#### Description of the task
Scan the entries below for the word "this". Copy each line that has it.

#### Recorded information
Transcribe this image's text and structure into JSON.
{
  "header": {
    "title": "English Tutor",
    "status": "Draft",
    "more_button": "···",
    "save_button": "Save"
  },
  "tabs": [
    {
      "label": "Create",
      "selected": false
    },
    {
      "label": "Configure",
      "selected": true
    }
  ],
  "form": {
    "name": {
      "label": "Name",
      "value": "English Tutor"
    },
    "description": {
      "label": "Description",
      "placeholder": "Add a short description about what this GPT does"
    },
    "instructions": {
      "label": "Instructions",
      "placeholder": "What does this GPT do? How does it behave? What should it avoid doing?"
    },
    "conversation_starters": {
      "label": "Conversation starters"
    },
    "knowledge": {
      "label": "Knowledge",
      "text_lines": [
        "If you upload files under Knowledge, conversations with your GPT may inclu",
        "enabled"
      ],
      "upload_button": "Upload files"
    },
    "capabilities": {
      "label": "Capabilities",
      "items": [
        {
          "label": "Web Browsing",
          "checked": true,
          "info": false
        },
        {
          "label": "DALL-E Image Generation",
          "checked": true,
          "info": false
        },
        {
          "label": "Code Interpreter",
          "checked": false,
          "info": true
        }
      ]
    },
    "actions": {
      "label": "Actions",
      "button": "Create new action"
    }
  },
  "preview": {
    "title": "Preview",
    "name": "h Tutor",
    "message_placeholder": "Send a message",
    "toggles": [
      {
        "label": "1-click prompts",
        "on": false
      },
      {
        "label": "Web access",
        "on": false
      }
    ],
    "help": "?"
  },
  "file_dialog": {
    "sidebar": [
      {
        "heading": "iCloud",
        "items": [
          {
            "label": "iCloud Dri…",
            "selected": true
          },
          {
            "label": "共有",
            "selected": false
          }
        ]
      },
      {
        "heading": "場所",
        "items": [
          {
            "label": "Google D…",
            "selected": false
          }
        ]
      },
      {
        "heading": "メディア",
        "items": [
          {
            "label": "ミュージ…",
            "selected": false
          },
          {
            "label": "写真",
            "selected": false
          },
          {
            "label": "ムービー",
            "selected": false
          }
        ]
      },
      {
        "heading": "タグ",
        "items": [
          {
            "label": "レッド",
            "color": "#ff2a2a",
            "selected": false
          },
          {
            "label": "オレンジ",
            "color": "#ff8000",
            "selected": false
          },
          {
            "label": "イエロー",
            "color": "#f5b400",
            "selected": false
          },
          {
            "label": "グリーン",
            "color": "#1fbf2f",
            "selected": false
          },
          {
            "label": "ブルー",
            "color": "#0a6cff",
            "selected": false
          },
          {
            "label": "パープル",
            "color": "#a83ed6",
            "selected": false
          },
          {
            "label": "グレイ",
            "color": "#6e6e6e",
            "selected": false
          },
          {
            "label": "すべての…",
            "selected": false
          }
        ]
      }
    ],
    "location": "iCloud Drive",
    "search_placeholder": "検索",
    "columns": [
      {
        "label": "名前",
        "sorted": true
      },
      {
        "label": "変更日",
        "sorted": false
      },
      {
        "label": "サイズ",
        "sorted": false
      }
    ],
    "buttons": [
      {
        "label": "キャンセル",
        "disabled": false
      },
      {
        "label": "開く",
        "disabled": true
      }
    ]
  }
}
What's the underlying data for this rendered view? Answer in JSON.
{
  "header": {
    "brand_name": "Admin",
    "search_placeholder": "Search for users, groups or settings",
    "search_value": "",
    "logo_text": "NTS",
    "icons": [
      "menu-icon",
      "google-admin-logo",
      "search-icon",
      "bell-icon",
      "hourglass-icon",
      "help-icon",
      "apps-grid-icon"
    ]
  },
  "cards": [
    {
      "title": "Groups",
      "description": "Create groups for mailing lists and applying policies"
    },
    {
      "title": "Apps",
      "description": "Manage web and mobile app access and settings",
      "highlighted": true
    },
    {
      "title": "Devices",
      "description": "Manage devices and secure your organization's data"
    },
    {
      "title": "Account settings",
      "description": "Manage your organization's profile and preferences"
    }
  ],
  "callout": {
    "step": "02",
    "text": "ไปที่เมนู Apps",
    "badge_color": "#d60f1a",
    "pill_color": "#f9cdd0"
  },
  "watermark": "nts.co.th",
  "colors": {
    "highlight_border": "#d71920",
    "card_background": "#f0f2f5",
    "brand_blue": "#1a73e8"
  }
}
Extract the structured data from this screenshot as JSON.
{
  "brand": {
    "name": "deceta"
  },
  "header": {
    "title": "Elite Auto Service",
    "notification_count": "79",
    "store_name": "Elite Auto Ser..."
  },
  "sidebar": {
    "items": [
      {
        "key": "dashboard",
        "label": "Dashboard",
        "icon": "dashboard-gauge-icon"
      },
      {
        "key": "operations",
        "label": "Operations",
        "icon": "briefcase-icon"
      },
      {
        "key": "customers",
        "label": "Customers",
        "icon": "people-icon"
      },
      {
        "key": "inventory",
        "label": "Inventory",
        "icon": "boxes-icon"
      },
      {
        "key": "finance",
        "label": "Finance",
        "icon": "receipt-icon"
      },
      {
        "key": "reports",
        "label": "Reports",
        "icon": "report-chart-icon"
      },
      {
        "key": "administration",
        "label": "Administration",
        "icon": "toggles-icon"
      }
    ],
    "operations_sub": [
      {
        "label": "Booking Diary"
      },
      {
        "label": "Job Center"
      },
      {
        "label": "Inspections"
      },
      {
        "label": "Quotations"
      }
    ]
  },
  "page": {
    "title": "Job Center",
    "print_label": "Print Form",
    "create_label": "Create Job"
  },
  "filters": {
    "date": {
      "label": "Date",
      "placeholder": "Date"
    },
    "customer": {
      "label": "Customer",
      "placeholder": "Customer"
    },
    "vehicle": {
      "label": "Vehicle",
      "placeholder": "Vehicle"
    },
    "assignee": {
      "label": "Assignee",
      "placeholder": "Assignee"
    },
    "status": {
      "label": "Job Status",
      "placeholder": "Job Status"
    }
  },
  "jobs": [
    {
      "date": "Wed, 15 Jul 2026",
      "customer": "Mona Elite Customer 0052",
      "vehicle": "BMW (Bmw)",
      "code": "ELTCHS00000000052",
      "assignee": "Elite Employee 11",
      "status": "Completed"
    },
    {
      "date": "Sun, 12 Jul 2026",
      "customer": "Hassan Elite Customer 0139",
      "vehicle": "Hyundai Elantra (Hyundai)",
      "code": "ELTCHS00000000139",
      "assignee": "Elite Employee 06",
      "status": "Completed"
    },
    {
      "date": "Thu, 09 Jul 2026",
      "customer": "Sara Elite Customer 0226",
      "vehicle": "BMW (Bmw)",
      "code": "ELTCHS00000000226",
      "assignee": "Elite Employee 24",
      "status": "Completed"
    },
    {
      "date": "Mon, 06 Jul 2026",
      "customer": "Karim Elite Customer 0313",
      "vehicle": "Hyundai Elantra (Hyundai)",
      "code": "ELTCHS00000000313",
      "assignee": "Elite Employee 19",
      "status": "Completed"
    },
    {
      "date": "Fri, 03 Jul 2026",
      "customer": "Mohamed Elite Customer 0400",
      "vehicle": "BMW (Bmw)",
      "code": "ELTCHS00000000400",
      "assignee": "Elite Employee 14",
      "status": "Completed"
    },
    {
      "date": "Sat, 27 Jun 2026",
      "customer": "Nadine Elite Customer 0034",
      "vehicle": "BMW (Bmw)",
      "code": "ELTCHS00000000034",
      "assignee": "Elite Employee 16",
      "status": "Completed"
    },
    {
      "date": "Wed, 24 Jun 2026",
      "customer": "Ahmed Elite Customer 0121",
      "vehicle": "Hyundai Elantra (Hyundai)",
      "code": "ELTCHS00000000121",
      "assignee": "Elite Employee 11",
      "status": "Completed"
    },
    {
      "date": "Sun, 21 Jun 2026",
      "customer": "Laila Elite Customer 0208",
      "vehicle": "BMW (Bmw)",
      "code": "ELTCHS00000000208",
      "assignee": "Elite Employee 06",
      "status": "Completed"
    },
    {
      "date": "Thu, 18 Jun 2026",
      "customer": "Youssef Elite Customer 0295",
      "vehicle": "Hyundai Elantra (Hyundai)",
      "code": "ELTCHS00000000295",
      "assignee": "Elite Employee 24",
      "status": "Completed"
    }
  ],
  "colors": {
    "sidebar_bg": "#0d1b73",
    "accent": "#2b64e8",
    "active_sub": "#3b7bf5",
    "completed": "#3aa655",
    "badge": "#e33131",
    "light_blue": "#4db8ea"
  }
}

#### Written solution
Transcribe this image's text and structure into JSON.
      "placeholder": "Add a short description about what this GPT does"
      "placeholder": "What does this GPT do? How does it behave? What should it avoid doing?"
What's the underlying data for this rendered view? Answer in JSON.
Extract the structured data from this screenshot as JSON.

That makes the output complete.